You’ve sent your manuscript to several agents and now the feedback is starting to come back. One thinks your characters need a bit of pizazz but your setting is perfect; another loves the story but feels your voice is all wrong. How do you deal with the feedback? The first thing you need to do is figure out whether the criticism is constructive and worth listening to or destructive and not worth another minute of your time. Concentrate on the feedback that surrounds your craft and not those that pertain to the agent’s taste. Here are three that you should consider and two that you can ignore.

Your subplot doesn’t match your main story

Don’t ignore this – it is very valid criticism. You may have a fantastic main story and a fabulous subplot but does the subplot distract the reader too much from the main one? Maybe consider reducing the subplot so it keeps your main story as your main story. You could always keep what you wrote as the subplot and turn it into another book…

I’m confused by the way you structured your novel

Again, this is valid. You may have chapters that are wildly different in length, an inconsistent story, and so on. You will need to revise your structure – it won't be easy and it won't be quick but it will be worth it. The only time you should ignore this is if the way you structured the novel is integral to the story.

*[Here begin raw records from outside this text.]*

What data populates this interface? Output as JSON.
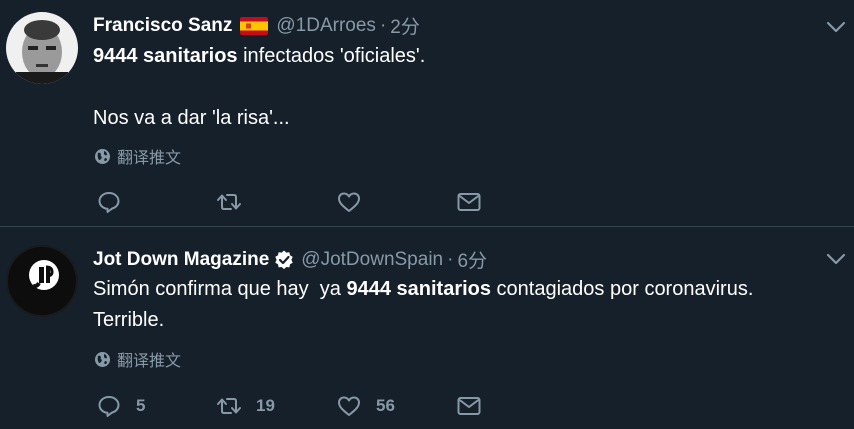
{
  "tweets": [
    {
      "name": "Francisco Sanz",
      "handle": "@1DArroes",
      "separator": "·",
      "time": "2分",
      "text_bold": "9444 sanitarios",
      "text_rest": " infectados 'oficiales'.\n\nNos va a dar 'la risa'...",
      "translate_label": "翻译推文",
      "replies": "",
      "retweets": "",
      "likes": ""
    },
    {
      "name": "Jot Down Magazine",
      "handle": "@JotDownSpain",
      "separator": "·",
      "time": "6分",
      "text_pre": "Simón confirma que hay  ya ",
      "text_bold": "9444 sanitarios",
      "text_post": " contagiados por coronavirus.\nTerrible.",
      "translate_label": "翻译推文",
      "replies": "5",
      "retweets": "19",
      "likes": "56"
    }
  ],
  "colors": {
    "background": "#15202b",
    "secondary_text": "#8899a6",
    "divider": "#38444d",
    "verified": "#ffffff"
  },
  "icons": [
    "flag-spain-icon",
    "verified-badge-icon",
    "chevron-down-icon",
    "globe-icon",
    "reply-icon",
    "retweet-icon",
    "like-icon",
    "message-icon"
  ]
}
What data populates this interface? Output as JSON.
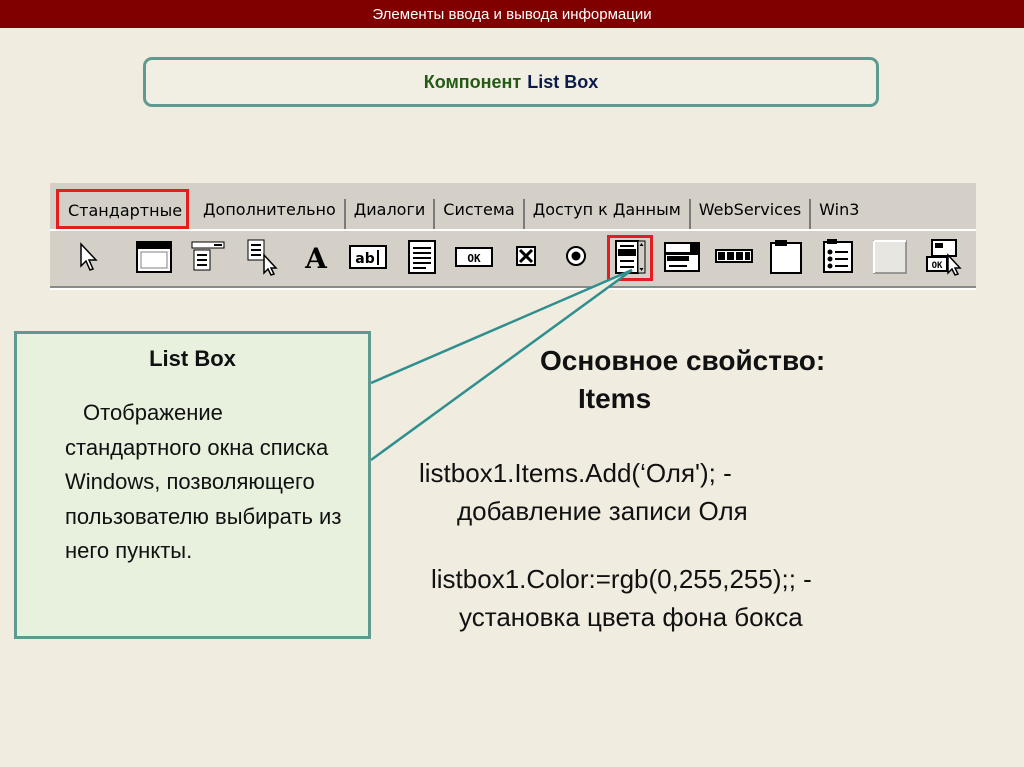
{
  "header": {
    "title": "Элементы ввода и вывода информации"
  },
  "slide": {
    "title_part1": "Компонент",
    "title_part2": "List Box"
  },
  "palette": {
    "tabs": [
      {
        "label": "Стандартные",
        "active": true
      },
      {
        "label": "Дополнительно",
        "active": false
      },
      {
        "label": "Диалоги",
        "active": false
      },
      {
        "label": "Система",
        "active": false
      },
      {
        "label": "Доступ к Данным",
        "active": false
      },
      {
        "label": "WebServices",
        "active": false
      },
      {
        "label": "Win3",
        "active": false
      }
    ],
    "tools": [
      "pointer-icon",
      "frame-icon",
      "main-menu-icon",
      "popup-menu-icon",
      "label-icon",
      "edit-icon",
      "memo-icon",
      "button-icon",
      "checkbox-icon",
      "radiobutton-icon",
      "listbox-icon",
      "combobox-icon",
      "scrollbar-icon",
      "groupbox-icon",
      "radiogroup-icon",
      "panel-icon",
      "actionlist-icon"
    ],
    "highlight_color": "#e31e1e"
  },
  "callout": {
    "title": "List Box",
    "text": "Отображение стандартного окна списка Windows, позволяющего пользователю выбирать из него пункты."
  },
  "main_property": {
    "heading": "Основное свойство:",
    "value": "Items"
  },
  "examples": [
    {
      "code": "listbox1.Items.Add(‘Оля'); -",
      "description": "добавление записи Оля"
    },
    {
      "code": "listbox1.Color:=rgb(0,255,255);; -",
      "description": "установка цвета фона бокса"
    }
  ],
  "colors": {
    "header_bg": "#800000",
    "frame_border": "#5e9a90",
    "callout_bg": "#e7f1de",
    "slide_bg": "#f0ece0"
  }
}
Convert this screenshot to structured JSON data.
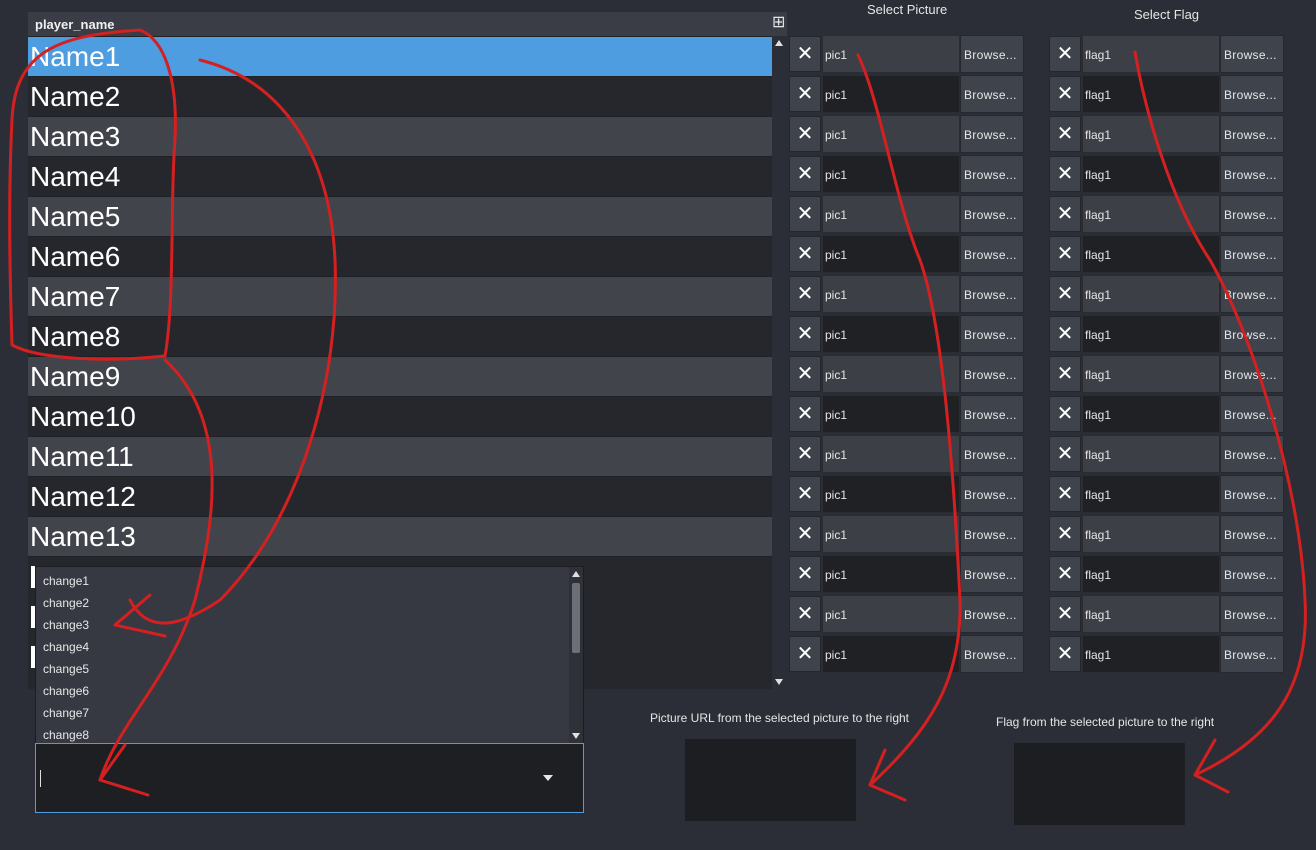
{
  "table": {
    "column_header": "player_name",
    "rows": [
      "Name1",
      "Name2",
      "Name3",
      "Name4",
      "Name5",
      "Name6",
      "Name7",
      "Name8",
      "Name9",
      "Name10",
      "Name11",
      "Name12",
      "Name13"
    ],
    "selected_index": 0
  },
  "dropdown": {
    "items": [
      "change1",
      "change2",
      "change3",
      "change4",
      "change5",
      "change6",
      "change7",
      "change8"
    ]
  },
  "combo": {
    "value": ""
  },
  "picture_column": {
    "title": "Select Picture",
    "value": "pic1",
    "browse_label": "Browse...",
    "row_count": 16
  },
  "flag_column": {
    "title": "Select Flag",
    "value": "flag1",
    "browse_label": "Browse...",
    "row_count": 16
  },
  "picture_preview": {
    "caption": "Picture URL from the selected picture to the right"
  },
  "flag_preview": {
    "caption": "Flag from the selected picture to the right"
  },
  "colors": {
    "background": "#2b2e36",
    "selected_row": "#4e9de0",
    "annotation": "#d42020"
  },
  "icons": {
    "clear": "close-icon",
    "header_corner": "column-menu-icon",
    "combo_arrow": "chevron-down-icon"
  }
}
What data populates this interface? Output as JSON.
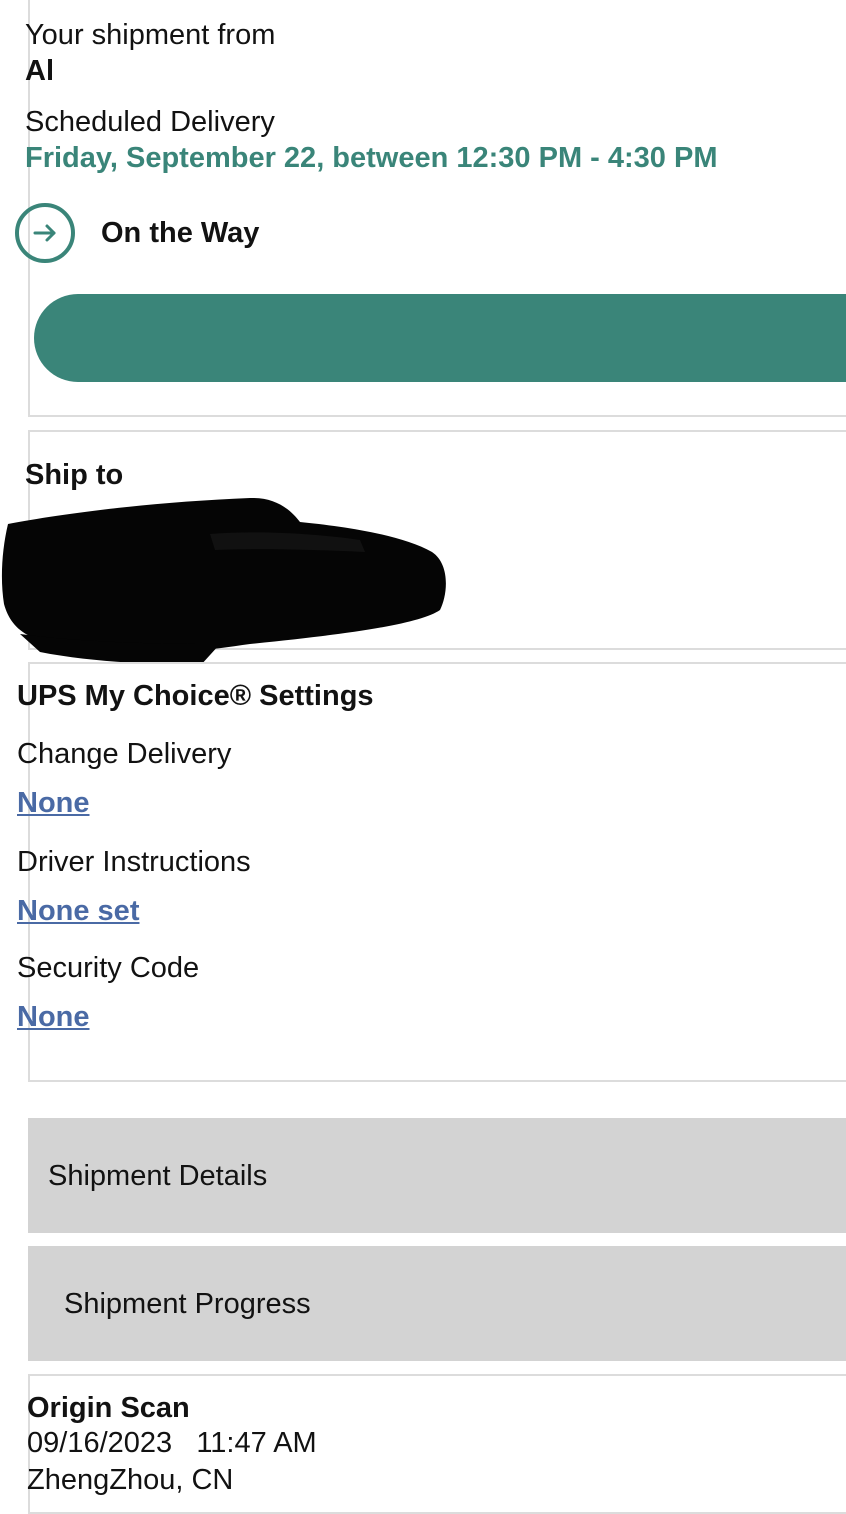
{
  "status": {
    "from_label": "Your shipment from",
    "from_name": "Al",
    "scheduled_label": "Scheduled Delivery",
    "scheduled_value": "Friday, September 22, between 12:30 PM - 4:30 PM",
    "status_text": "On the Way",
    "status_icon": "arrow-right-circle-icon",
    "accent_color": "#3a8579"
  },
  "ship_to": {
    "label": "Ship to"
  },
  "my_choice": {
    "title": "UPS My Choice® Settings",
    "change_delivery_label": "Change Delivery",
    "change_delivery_value": "None",
    "driver_instructions_label": "Driver Instructions",
    "driver_instructions_value": "None set",
    "security_code_label": "Security Code",
    "security_code_value": "None",
    "link_color": "#4a6aa5"
  },
  "sections": {
    "details_label": "Shipment Details",
    "progress_label": "Shipment Progress"
  },
  "scan": {
    "title": "Origin Scan",
    "datetime": "09/16/2023   11:47 AM",
    "location": "ZhengZhou, CN"
  }
}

I don’t like your main protagonist/antagonist/any other character

You can ignore this. No two people will get the same thing from your story and different people will love or hate different characters.  Don’t change your characters and don’t rewrite because this is a personal opinion; no doubt you wrote your characters the way you did for a reason! Likeability or otherwise of your characters is very subjective.

Your monster is not really a monster

Don’t ignore this. Conflict is what drives a story and if your monster isn’t terrible enough or isn’t behaving badly then you need to rewrite a little. That monster is figurative of course; if you have a bad or evil character in your story, then it must be bad or evil enough to make the story interesting and give it that conflict. Consider narrative tension; it's what most readers want to see.

I couldn’t connect with your voice.

This one you can safely ignore. And don’t panic when you see it either! Your voice is what you write in and it is you. It changes slowly over the years; no author writes the same throughout their entire career. If you see this in any rejection letter, it is just the agent telling you, quite kindly, that they didn’t like what you wrote. There’s nothing wrong with that; you can't cater to all the people all the time.

You will likely see more than one rejection letter in your time and you will see many different reasons why your manuscript is rejected. The trick is in determining what to take notice of and what to ignore.

Written by Readers’ Favorite Reviewer Anne-Marie Reynolds